Another 123 Customers Infected By McDonald's 'Human Feces' Outbreak
Number of victims rises due to food contaminated with human waste
The number of customers falling ill after eating at McDonald's recently is rising as another 123 people have been infected by traces of human feces in their food this week.
Last week we reported how the outbreak stemmed from the fast food giant's salads after they were found to be contaminated with fecal matter from restaurants in ten different states.
163 people were reported last week to have infected by a stomach parasite from eating the food, with the number growing by the day.
This week, the total number of laboratory-confirmed illnesses from this outbreak is now 286 across fifteen states, according to the US Centers for Disease Control and Prevention, with at least 11 of the sick individuals requiring hospital treatment.
According to The Food and Drug Administration, it’s not just a mild stomach bug, either.
The FDA has said that the problem is caused by the Cyclospora parasite.
Health officials warn that symptoms may take up to six weeks to subside for those infected by the contaminated food.
WFLA reports: The Cyclospora parasite causes intestinal illness in someone who consumed contaminated food or water.
Symptoms can begin a week or more after consuming the parasite.
They include diarrhea and frequent, sometimes explosive bowel movements, according to the CDC.
Those who are infected might also experience loss of appetite, weight loss, stomach cramps or pain, nausea, gas, and fatigue.
Vomiting, headache, fever, body aches and flu-like symptoms can also occur.
The illness can last a few days to a few months, and patients might feel better but then get worse again.
Cyclosporiasis can be treated with antibiotics.
The earliest reported illnesses in this outbreak began with symptoms May 20, and the most recent reported cases began June 29.
"Illnesses that started after June 14, 2018, might not have been reported yet due to the time it takes between when a person becomes ill and when the illness is reported.

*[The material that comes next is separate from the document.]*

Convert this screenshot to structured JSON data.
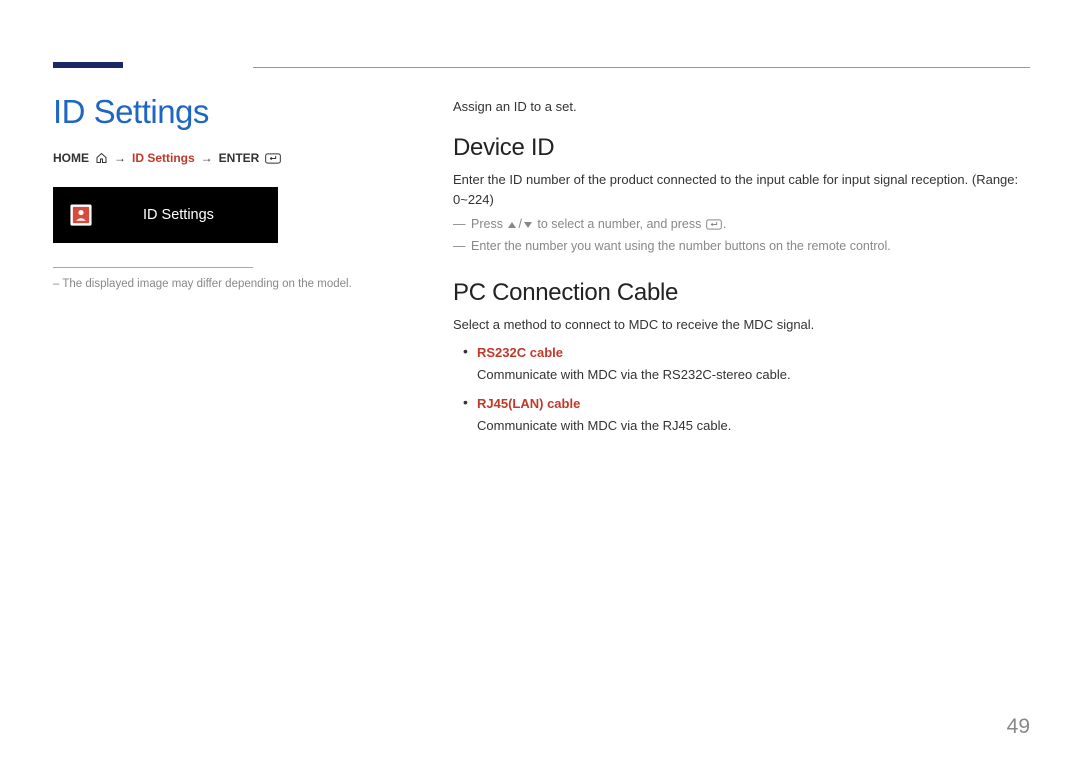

For Cyclospora infections, this can take up to six weeks," the CDC said.
Therefore, the number of cases is likely to increase.
Illnesses have been reported in 15 states: Connecticut, Florida, Iowa, Illinois, Indiana, Kentucky, Michigan, Minnesota, Montana, Nebraska, Ohio, South Dakota, Tennessee, Virginia, and Wisconsin.
However, the patients in Connecticut, Michigan, Tennessee, and Virginia bought their salads in Illinois while traveling, and the Florida patient bought the salad in Kentucky.
The source of the outbreak has yet to be determined.
The US Food and Drug Administration said it "is working with McDonald's to identify the common ingredients in the salads identified by those who became sick and to trace back those ingredients through the supply chain."
On July 13, McDonald's said it was removing its lettuce blend from approximately 3,000 locations in 15 states as a precaution.
On July 20, the company said the blend was replaced with lettuce from a different supplier.
The CDC and the FDA said this outbreak is not connected to an ongoing outbreak of Cyclosporiasis caused by Del Monte Fresh vegetable trays in Iowa, Wisconsin, Minnesota, and Michigan.